PROBLEM DESCRIPTION: Among the records, which lines hold the word "Responsibility"? Pick them out.
------ AVAILABLE RECORDS
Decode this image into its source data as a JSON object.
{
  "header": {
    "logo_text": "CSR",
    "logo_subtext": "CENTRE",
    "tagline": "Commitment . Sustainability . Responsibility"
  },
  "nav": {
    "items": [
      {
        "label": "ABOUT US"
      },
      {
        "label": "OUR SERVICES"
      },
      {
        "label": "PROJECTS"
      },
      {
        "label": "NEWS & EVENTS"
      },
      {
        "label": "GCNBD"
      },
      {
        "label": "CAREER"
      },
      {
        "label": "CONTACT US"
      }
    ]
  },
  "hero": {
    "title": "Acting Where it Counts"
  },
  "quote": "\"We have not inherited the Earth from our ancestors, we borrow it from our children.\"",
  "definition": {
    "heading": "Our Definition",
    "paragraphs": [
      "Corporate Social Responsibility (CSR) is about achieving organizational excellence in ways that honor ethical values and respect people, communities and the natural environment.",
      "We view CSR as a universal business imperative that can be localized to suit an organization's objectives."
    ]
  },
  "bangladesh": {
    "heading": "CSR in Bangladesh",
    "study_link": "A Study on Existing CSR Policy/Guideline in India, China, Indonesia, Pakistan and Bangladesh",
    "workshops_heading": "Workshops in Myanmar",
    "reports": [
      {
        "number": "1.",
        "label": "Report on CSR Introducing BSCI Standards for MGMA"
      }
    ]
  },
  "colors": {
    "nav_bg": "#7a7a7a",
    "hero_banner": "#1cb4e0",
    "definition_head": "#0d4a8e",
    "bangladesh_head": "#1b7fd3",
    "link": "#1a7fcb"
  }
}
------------
TASK ANSWER:
    "tagline": "Commitment . Sustainability . Responsibility"
      "Corporate Social Responsibility (CSR) is about achieving organizational excellence in ways that honor ethical values and respect people, communities and the natural environment.",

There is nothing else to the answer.